  • There’s no penalty for how you choose to run your investment. You can increase or decrease your regular payments (subject to the rules of your scheme) and even stop investing and start again later. The shares are yours to hold or sell as you wish.

Wrapper schemes can save you money

A wrapper scheme manager usually buys shares for all the monthly investors within a scheme as one bulk deal with a stockbroker. By pooling all the investors' money, the manager can usually negotiate a discount on the dealing costs. These cost savings are passed on to you, making wrapper schemes a cost effective way to invest regularly in the stock market.

Finding a scheme

Many investment companies have shares available through wrapper schemes, usually run by their management companies. Many of them let you build your investment up from a small amount, with monthly payments from £20 in some schemes and lump sums or occasional top-ups from £50.

Some wrapper schemes only offer shares in one investment company. Some offer several companies under the management of the scheme operator. Some offer a wider range of investment companies and investments.

You can hold more than one company's shares within a scheme and hold as many schemes as you want. For instance, if you’re investing for income, you could invest in several different investment companies paying dividends in different months to give you a regular income.

Once you’ve decided which scheme you want to invest in, the scheme managers will send you all the paperwork you need. You just fill in the forms and enclose a cheque or direct debit details and leave it to the scheme manager to do the rest.

Charges

Scheme providers usually charge extra to cover the costs of administering the scheme. You can find these costs in the literature.

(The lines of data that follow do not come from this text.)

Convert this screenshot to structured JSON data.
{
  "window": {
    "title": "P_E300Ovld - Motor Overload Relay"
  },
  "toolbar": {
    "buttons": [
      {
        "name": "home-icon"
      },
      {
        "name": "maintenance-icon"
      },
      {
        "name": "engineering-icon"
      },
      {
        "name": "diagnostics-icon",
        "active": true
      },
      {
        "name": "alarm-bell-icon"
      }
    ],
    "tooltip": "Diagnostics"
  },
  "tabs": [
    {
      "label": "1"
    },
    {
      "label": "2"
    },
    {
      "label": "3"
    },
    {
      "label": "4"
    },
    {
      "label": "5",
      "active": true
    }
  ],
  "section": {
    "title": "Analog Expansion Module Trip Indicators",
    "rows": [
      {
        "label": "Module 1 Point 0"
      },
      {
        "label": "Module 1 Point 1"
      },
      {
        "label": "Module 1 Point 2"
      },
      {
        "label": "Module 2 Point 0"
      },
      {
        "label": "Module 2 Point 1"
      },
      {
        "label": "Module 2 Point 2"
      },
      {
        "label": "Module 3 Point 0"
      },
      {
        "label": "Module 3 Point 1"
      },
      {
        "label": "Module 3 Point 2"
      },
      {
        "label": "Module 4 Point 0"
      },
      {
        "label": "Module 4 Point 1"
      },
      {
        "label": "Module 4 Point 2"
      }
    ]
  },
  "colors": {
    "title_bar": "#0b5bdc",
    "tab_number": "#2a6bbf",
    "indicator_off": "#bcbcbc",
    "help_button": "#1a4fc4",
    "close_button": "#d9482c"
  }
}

Always work out the total costs involved before you invest.

All schemes will send you a statement of your account at an agreed time. It will show you the number of shares you have bought and any charges you’ve paid.

To monitor your investment, share prices can be found on our website, in the major newspapers, on investment company or management group websites and other financial websites.

Find out costs of wrapper schemes

Reinvesting your dividends

Many schemes allow you to use any dividends you receive to buy more shares in your investment company.

If you are a regular saver, your dividend payments are usually added to your next monthly contribution. If you are a lump sum investor or have stopped contributing, the dividend payments will be held until they reach a minimum sum suitable for investment. You may not earn interest on any money waiting to be invested.

Using your old shares to buy into a scheme

If you already own shares in other companies but you’d prefer to have a managed portfolio, you might be able to swap your old shares for investment company shares. Some schemes will sell your old shares and use the proceeds to buy shares for you within their scheme. It’s a cost effective way to transfer your holdings, and a lot of the admin is done for you.

Buying shares for other people

You can buy shares as a gift for other people within a wrapper scheme, either for an adult or a child. You should consider the tax implications before you do this – for both yourself and the recipient.

Children can’t hold shares in their own right but you can designate them as beneficiaries or set up a bare trust.

Selling your shares

All schemes let you sell your shares whenever you want. You can sell some or all of them. Sale arrangements vary between schemes. Some need you to give written notice before you make any changes.

You should find out the sale arrangements for a scheme before you buy. You’ll find them in the brochure and the terms and conditions.